Data excerpts:
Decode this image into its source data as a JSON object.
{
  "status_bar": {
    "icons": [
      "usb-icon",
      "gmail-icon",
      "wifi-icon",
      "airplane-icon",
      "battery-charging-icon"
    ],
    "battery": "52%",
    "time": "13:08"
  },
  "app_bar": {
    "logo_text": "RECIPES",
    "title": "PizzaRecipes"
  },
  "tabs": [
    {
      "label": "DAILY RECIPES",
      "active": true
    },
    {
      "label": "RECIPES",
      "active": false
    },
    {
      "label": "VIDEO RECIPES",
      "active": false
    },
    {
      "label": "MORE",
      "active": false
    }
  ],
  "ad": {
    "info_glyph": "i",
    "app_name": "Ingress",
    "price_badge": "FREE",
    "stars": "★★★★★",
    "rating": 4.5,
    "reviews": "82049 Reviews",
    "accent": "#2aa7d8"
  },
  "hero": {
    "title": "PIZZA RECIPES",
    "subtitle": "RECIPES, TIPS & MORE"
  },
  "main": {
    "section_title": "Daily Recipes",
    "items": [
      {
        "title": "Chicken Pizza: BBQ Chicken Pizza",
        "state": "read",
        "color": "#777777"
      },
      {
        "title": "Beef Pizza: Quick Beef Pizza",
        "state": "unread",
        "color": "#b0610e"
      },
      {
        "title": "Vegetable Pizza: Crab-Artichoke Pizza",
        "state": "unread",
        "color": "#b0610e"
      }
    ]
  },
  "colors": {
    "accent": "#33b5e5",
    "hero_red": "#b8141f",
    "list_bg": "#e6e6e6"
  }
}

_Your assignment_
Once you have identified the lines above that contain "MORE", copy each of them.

_Task result_
      "label": "MORE",
    "subtitle": "RECIPES, TIPS & MORE"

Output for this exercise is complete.